- [How to complete this task] Pick every line out of the entries below that holds the string "Trace", and report them.

* * * * *

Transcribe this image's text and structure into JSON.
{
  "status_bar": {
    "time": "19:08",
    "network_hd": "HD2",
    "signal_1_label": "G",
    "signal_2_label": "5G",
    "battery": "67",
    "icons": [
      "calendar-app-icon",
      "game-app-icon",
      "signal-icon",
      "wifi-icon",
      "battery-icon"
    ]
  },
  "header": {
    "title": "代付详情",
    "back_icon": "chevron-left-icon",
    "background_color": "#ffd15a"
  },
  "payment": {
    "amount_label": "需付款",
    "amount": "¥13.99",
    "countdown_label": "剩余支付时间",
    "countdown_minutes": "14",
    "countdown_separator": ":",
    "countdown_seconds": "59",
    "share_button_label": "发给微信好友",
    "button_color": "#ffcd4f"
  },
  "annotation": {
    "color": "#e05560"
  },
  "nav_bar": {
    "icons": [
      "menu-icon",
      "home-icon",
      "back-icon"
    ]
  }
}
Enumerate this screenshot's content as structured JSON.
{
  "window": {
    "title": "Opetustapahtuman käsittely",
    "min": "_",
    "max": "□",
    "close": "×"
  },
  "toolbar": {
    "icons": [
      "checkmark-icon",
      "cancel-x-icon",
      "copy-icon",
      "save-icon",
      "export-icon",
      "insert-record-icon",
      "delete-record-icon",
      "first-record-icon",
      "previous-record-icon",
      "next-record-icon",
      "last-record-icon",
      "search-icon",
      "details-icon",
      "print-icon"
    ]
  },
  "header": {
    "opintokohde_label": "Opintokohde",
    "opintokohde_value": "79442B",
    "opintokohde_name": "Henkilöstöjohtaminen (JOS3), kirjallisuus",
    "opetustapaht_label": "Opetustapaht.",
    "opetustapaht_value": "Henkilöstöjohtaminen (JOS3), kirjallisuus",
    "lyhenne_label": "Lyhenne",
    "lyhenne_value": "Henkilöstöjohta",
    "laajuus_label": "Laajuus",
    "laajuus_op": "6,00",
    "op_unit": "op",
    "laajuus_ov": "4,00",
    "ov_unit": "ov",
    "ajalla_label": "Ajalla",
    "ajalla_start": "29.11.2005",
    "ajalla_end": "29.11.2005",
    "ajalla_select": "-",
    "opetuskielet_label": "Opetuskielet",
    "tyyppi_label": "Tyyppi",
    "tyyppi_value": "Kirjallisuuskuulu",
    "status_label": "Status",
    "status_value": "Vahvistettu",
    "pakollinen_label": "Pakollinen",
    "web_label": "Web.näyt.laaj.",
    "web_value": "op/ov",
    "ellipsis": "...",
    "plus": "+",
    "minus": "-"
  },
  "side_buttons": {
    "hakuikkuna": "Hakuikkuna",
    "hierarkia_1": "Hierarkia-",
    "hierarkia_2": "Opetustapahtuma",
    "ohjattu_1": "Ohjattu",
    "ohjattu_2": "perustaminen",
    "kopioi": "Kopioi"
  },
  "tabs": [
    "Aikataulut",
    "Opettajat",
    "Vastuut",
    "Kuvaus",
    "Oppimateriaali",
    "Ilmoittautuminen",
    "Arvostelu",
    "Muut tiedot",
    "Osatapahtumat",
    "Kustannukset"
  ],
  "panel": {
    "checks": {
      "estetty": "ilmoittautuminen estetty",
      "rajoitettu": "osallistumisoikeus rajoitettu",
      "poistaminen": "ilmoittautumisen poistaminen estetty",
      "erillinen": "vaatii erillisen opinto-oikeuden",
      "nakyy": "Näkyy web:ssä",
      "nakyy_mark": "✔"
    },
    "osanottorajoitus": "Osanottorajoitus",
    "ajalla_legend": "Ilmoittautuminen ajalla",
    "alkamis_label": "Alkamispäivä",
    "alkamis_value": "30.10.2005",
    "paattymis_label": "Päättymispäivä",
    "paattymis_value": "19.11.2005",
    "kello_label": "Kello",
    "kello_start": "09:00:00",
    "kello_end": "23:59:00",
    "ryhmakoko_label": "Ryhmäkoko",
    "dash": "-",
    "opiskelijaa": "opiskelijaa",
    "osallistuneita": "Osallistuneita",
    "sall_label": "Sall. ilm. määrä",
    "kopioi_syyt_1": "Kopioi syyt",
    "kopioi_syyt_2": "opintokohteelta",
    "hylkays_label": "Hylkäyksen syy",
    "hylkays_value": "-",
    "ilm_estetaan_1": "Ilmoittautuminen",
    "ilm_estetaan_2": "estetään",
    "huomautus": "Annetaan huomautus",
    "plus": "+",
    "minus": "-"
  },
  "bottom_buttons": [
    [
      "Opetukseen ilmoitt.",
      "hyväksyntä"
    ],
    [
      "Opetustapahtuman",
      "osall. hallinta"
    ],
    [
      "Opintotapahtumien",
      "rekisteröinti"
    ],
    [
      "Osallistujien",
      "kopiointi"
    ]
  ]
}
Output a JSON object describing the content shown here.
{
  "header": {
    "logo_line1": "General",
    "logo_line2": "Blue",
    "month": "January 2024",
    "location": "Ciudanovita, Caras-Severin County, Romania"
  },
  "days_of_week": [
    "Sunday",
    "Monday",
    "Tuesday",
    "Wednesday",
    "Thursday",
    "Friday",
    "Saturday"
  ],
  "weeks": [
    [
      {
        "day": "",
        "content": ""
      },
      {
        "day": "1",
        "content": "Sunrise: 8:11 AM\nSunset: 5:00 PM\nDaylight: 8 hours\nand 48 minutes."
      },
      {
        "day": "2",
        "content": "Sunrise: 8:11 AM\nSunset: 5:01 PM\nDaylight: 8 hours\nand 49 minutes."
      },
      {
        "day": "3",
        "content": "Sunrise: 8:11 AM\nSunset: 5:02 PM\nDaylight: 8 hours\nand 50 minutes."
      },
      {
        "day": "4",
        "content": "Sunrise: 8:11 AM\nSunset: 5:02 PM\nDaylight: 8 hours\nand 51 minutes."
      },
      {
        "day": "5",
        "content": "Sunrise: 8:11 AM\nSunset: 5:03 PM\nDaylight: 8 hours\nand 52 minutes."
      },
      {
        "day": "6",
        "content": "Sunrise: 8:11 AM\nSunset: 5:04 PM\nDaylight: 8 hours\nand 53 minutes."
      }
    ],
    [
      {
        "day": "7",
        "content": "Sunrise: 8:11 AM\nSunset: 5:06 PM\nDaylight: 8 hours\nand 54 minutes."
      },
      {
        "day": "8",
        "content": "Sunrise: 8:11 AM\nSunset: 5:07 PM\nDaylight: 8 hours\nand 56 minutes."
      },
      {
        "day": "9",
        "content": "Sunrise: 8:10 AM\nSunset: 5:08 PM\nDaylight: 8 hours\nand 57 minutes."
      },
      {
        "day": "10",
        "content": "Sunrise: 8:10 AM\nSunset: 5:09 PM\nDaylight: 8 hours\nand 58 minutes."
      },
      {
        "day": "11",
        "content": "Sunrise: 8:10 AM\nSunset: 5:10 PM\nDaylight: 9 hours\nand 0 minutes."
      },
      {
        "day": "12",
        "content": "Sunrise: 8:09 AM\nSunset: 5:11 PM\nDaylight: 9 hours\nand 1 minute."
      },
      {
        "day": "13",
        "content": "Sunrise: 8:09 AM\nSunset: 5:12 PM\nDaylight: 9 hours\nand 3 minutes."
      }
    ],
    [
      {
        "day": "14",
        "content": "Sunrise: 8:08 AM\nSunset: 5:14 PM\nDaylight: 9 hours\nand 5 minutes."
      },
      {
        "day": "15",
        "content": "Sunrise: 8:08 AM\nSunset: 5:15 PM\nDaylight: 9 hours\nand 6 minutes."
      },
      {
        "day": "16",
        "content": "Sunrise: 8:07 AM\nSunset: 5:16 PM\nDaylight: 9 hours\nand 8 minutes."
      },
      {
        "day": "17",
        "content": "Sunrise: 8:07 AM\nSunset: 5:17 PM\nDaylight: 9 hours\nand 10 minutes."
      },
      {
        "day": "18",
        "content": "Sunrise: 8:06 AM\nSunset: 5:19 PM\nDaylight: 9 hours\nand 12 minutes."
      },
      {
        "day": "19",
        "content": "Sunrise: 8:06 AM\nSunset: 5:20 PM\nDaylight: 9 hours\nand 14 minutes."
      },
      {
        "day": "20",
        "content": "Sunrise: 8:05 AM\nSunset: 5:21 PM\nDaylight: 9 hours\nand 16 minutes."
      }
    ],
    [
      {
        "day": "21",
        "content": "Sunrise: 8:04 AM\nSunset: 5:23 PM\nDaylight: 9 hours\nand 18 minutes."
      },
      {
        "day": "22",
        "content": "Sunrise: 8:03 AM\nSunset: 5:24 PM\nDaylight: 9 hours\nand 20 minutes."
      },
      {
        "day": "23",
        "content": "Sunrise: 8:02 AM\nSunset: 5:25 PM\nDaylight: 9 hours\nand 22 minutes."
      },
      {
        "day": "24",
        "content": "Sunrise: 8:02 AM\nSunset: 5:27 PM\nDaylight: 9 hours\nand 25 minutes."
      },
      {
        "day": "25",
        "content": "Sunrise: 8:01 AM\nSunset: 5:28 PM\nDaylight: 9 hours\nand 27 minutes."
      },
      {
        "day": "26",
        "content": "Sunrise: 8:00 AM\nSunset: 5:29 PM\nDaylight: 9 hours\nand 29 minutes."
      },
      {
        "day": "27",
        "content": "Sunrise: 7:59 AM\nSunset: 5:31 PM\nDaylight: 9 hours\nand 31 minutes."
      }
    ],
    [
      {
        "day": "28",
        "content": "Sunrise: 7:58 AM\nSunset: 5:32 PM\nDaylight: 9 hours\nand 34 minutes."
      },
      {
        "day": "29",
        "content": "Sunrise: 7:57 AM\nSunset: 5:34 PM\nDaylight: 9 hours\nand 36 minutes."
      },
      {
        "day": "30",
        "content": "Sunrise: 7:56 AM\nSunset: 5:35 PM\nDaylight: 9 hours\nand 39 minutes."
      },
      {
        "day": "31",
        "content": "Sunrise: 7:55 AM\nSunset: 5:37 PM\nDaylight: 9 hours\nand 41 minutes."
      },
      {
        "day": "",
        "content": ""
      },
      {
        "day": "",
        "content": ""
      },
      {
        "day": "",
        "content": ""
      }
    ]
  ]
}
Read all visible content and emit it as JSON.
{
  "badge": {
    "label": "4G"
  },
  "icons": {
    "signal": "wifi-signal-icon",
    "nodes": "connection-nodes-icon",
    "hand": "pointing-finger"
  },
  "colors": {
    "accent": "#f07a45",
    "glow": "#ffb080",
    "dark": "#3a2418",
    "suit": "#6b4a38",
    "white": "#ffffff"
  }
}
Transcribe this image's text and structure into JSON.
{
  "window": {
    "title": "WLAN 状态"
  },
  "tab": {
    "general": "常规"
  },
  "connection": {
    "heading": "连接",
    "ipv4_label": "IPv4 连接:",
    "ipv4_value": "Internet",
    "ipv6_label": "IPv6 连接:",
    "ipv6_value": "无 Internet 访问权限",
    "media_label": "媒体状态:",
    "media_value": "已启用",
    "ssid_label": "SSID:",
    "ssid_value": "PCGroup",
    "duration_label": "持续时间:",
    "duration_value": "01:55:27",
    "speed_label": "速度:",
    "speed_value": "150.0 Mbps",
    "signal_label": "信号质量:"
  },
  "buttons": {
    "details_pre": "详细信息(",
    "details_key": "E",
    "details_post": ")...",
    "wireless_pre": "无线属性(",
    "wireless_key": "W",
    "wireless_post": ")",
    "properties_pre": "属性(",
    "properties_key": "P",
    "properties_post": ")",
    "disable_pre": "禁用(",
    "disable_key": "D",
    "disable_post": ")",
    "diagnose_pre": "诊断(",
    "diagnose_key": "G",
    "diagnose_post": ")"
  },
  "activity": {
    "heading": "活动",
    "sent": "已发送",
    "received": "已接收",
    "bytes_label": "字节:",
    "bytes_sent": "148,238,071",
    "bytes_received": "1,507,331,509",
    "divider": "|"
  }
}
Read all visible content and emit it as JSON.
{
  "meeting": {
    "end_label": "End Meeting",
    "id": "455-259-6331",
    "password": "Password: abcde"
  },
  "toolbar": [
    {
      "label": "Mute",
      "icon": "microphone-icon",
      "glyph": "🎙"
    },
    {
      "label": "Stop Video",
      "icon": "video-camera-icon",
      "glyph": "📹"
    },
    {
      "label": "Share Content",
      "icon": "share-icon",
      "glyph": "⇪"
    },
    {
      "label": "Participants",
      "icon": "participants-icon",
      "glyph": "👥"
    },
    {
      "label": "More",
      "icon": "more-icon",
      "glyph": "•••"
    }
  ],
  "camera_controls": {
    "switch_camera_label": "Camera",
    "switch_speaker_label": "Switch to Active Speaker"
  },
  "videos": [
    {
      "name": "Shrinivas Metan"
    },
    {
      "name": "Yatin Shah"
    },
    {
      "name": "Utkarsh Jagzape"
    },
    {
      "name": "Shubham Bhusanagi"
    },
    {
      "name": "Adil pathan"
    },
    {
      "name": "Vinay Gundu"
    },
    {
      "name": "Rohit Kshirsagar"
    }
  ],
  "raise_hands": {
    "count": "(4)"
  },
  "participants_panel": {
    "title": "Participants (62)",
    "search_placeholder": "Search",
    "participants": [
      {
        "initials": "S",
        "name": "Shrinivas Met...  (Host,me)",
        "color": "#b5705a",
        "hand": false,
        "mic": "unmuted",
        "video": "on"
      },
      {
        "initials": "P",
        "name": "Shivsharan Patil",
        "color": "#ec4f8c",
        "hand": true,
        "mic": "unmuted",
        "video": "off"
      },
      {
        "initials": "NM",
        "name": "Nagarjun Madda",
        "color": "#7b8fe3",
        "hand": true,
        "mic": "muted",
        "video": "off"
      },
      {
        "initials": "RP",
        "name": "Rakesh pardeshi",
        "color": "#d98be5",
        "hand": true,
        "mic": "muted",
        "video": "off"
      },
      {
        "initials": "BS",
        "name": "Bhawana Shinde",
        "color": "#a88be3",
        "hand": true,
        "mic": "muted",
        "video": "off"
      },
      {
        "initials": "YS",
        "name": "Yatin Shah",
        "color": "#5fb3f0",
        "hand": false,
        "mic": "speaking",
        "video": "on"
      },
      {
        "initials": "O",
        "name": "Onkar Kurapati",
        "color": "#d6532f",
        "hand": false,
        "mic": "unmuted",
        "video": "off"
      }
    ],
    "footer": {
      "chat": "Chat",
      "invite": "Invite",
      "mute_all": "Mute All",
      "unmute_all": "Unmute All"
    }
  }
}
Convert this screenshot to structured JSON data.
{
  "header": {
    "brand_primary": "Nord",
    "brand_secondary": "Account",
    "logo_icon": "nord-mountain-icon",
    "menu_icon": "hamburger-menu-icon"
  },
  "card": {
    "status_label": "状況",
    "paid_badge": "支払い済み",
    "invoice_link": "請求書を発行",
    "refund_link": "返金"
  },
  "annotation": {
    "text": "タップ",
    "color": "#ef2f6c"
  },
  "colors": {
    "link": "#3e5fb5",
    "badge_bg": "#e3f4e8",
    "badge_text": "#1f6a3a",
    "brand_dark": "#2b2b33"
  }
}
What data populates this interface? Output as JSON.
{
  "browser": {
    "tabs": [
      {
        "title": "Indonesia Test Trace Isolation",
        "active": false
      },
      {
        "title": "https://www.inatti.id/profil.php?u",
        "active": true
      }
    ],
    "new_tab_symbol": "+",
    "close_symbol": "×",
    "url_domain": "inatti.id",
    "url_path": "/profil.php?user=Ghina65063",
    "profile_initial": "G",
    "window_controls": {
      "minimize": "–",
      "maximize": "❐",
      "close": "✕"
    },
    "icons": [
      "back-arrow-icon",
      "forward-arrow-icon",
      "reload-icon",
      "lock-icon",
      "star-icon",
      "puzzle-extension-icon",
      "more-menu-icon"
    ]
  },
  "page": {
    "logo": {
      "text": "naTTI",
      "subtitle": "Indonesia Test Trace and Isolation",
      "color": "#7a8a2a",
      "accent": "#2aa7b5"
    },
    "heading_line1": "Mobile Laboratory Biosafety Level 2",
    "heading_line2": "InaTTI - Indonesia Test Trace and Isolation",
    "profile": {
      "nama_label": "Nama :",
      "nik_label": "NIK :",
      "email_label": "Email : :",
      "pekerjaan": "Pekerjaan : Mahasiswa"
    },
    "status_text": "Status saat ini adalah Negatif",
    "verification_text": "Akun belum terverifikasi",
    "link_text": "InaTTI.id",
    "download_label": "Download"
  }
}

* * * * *

- [Result below]
        "title": "Indonesia Test Trace Isolation",
      "subtitle": "Indonesia Test Trace and Isolation",
    "heading_line2": "InaTTI - Indonesia Test Trace and Isolation",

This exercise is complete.